- **Try it**
All entries shown below must be given again word for word.

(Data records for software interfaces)
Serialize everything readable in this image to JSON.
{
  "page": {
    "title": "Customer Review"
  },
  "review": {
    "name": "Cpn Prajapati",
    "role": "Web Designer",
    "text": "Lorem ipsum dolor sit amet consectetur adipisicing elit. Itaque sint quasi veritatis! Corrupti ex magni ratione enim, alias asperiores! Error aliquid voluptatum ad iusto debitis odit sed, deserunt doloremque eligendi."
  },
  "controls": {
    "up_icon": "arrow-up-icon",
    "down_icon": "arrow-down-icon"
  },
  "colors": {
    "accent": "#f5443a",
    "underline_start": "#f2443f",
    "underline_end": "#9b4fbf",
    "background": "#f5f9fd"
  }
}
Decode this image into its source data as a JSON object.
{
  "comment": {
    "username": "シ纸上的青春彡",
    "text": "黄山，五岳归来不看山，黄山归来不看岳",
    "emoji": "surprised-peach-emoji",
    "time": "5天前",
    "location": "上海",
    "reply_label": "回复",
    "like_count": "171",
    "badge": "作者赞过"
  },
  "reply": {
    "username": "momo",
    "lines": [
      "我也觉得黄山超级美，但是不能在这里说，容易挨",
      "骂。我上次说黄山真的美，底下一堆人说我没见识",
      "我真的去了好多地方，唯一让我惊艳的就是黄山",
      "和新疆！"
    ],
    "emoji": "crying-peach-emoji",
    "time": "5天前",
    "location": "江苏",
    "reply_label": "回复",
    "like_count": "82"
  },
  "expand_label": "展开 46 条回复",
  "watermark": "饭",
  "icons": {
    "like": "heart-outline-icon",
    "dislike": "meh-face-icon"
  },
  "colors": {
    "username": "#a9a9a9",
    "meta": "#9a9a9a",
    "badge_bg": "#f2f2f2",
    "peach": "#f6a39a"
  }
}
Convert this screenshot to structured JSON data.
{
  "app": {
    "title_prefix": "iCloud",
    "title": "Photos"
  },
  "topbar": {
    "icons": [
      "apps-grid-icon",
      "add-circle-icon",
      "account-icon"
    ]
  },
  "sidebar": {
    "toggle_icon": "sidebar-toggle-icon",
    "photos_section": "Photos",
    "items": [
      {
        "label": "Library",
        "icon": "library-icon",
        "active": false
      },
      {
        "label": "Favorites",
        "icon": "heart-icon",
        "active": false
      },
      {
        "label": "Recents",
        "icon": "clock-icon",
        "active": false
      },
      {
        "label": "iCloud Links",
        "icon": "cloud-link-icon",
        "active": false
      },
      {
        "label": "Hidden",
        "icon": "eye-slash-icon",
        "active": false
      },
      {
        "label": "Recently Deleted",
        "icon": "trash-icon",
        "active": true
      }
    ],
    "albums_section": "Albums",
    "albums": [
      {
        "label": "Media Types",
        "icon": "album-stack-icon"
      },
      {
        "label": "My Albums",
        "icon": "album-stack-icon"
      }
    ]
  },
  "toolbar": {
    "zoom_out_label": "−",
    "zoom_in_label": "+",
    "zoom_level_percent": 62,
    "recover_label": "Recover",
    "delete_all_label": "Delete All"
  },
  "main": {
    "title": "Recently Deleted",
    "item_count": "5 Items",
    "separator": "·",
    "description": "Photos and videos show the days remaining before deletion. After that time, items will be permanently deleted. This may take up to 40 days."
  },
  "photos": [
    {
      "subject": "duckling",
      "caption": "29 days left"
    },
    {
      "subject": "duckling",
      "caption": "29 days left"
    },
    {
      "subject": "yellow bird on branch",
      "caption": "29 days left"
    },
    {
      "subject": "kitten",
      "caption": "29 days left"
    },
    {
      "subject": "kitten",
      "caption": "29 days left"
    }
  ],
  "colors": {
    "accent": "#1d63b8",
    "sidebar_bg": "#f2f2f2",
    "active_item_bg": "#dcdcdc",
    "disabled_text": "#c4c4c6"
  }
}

- **Task solution**
Serialize everything readable in this image to JSON.
{
  "page": {
    "title": "Customer Review"
  },
  "review": {
    "name": "Cpn Prajapati",
    "role": "Web Designer",
    "text": "Lorem ipsum dolor sit amet consectetur adipisicing elit. Itaque sint quasi veritatis! Corrupti ex magni ratione enim, alias asperiores! Error aliquid voluptatum ad iusto debitis odit sed, deserunt doloremque eligendi."
  },
  "controls": {
    "up_icon": "arrow-up-icon",
    "down_icon": "arrow-down-icon"
  },
  "colors": {
    "accent": "#f5443a",
    "underline_start": "#f2443f",
    "underline_end": "#9b4fbf",
    "background": "#f5f9fd"
  }
}
Decode this image into its source data as a JSON object.
{
  "comment": {
    "username": "シ纸上的青春彡",
    "text": "黄山，五岳归来不看山，黄山归来不看岳",
    "emoji": "surprised-peach-emoji",
    "time": "5天前",
    "location": "上海",
    "reply_label": "回复",
    "like_count": "171",
    "badge": "作者赞过"
  },
  "reply": {
    "username": "momo",
    "lines": [
      "我也觉得黄山超级美，但是不能在这里说，容易挨",
      "骂。我上次说黄山真的美，底下一堆人说我没见识",
      "我真的去了好多地方，唯一让我惊艳的就是黄山",
      "和新疆！"
    ],
    "emoji": "crying-peach-emoji",
    "time": "5天前",
    "location": "江苏",
    "reply_label": "回复",
    "like_count": "82"
  },
  "expand_label": "展开 46 条回复",
  "watermark": "饭",
  "icons": {
    "like": "heart-outline-icon",
    "dislike": "meh-face-icon"
  },
  "colors": {
    "username": "#a9a9a9",
    "meta": "#9a9a9a",
    "badge_bg": "#f2f2f2",
    "peach": "#f6a39a"
  }
}
Convert this screenshot to structured JSON data.
{
  "app": {
    "title_prefix": "iCloud",
    "title": "Photos"
  },
  "topbar": {
    "icons": [
      "apps-grid-icon",
      "add-circle-icon",
      "account-icon"
    ]
  },
  "sidebar": {
    "toggle_icon": "sidebar-toggle-icon",
    "photos_section": "Photos",
    "items": [
      {
        "label": "Library",
        "icon": "library-icon",
        "active": false
      },
      {
        "label": "Favorites",
        "icon": "heart-icon",
        "active": false
      },
      {
        "label": "Recents",
        "icon": "clock-icon",
        "active": false
      },
      {
        "label": "iCloud Links",
        "icon": "cloud-link-icon",
        "active": false
      },
      {
        "label": "Hidden",
        "icon": "eye-slash-icon",
        "active": false
      },
      {
        "label": "Recently Deleted",
        "icon": "trash-icon",
        "active": true
      }
    ],
    "albums_section": "Albums",
    "albums": [
      {
        "label": "Media Types",
        "icon": "album-stack-icon"
      },
      {
        "label": "My Albums",
        "icon": "album-stack-icon"
      }
    ]
  },
  "toolbar": {
    "zoom_out_label": "−",
    "zoom_in_label": "+",
    "zoom_level_percent": 62,
    "recover_label": "Recover",
    "delete_all_label": "Delete All"
  },
  "main": {
    "title": "Recently Deleted",
    "item_count": "5 Items",
    "separator": "·",
    "description": "Photos and videos show the days remaining before deletion. After that time, items will be permanently deleted. This may take up to 40 days."
  },
  "photos": [
    {
      "subject": "duckling",
      "caption": "29 days left"
    },
    {
      "subject": "duckling",
      "caption": "29 days left"
    },
    {
      "subject": "yellow bird on branch",
      "caption": "29 days left"
    },
    {
      "subject": "kitten",
      "caption": "29 days left"
    },
    {
      "subject": "kitten",
      "caption": "29 days left"
    }
  ],
  "colors": {
    "accent": "#1d63b8",
    "sidebar_bg": "#f2f2f2",
    "active_item_bg": "#dcdcdc",
    "disabled_text": "#c4c4c6"
  }
}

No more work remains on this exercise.